• Exercise brief
Every line below that includes the word "time" needs to be copied.
____ Records shown
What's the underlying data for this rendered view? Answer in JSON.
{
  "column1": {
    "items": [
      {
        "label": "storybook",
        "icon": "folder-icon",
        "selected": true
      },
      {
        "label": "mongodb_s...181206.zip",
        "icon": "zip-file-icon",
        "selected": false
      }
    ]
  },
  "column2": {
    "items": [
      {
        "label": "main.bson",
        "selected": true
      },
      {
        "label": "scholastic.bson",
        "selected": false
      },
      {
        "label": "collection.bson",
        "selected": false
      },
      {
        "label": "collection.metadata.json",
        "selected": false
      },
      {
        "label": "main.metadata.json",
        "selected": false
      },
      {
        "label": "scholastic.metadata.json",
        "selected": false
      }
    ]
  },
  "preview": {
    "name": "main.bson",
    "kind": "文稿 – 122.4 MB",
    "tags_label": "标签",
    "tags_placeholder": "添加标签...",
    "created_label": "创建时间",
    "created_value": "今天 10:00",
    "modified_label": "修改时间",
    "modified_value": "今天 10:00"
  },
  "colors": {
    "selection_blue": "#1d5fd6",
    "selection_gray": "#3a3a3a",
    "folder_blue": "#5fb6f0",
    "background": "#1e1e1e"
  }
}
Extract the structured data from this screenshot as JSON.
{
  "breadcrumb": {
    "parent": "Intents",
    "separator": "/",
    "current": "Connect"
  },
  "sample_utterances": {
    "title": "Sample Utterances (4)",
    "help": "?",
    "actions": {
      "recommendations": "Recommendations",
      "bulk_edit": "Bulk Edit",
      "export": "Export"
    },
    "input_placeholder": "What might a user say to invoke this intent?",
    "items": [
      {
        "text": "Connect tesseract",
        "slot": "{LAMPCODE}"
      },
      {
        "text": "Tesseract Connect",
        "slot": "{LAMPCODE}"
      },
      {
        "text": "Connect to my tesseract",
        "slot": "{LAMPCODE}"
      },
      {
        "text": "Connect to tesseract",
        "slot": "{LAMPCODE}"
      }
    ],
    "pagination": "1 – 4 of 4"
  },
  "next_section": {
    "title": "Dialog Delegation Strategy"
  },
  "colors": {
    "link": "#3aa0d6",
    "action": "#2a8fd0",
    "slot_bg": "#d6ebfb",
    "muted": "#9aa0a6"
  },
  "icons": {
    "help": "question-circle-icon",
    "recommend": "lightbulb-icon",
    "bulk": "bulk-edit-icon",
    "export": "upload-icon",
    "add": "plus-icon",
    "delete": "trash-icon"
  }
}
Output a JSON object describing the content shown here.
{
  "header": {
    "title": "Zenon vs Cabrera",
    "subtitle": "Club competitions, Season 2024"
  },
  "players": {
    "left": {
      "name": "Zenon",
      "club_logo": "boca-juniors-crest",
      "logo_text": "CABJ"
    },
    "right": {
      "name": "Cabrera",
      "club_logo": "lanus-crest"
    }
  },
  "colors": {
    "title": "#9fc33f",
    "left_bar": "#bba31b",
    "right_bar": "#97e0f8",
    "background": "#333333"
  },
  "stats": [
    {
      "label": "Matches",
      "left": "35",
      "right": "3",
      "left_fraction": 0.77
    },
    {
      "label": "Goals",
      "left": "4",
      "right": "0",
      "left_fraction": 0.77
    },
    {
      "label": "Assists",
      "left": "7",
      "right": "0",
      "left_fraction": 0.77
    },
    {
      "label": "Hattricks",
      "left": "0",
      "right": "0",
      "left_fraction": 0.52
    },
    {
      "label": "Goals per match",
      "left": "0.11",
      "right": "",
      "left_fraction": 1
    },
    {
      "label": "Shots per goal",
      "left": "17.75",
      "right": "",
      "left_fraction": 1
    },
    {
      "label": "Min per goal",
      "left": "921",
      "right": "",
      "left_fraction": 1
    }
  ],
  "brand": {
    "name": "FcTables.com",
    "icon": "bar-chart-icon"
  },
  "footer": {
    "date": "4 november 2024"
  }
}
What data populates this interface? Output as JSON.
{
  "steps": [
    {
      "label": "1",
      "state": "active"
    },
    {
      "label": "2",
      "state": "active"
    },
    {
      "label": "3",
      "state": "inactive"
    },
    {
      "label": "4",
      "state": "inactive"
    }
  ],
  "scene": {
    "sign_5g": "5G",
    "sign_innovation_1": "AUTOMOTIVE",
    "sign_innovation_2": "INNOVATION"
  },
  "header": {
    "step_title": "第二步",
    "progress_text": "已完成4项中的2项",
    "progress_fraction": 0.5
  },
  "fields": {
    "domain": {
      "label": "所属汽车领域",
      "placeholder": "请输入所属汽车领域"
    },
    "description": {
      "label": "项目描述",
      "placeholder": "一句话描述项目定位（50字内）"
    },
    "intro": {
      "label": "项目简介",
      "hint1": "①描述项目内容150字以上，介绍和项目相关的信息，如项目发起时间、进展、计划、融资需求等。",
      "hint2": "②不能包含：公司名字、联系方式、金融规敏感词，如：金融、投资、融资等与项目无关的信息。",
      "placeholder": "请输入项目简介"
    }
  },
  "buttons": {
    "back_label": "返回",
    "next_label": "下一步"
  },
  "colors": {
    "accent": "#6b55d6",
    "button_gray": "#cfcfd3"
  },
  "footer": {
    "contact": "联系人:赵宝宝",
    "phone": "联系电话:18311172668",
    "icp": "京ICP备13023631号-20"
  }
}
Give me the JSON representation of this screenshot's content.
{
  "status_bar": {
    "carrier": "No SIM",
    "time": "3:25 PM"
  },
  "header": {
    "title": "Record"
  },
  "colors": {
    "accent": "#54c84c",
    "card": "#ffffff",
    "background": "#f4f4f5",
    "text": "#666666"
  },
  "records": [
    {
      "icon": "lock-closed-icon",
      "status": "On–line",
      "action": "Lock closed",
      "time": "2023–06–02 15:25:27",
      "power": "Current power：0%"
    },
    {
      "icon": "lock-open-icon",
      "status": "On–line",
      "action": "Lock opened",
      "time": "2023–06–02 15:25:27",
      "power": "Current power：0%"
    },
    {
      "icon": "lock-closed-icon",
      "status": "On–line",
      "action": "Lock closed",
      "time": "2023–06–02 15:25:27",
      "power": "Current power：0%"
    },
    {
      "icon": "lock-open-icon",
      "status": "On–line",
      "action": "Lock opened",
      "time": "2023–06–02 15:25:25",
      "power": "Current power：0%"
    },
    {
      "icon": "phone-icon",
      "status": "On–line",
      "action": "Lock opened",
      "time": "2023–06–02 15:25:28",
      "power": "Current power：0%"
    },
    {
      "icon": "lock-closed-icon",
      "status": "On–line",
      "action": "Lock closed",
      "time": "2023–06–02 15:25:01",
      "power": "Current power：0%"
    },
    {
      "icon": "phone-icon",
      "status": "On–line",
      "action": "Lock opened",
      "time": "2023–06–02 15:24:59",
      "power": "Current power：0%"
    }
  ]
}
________
• Exercise solution
    "time": "3:25 PM"
      "time": "2023–06–02 15:25:27",
      "time": "2023–06–02 15:25:27",
      "time": "2023–06–02 15:25:27",
      "time": "2023–06–02 15:25:25",
      "time": "2023–06–02 15:25:28",
      "time": "2023–06–02 15:25:01",
      "time": "2023–06–02 15:24:59",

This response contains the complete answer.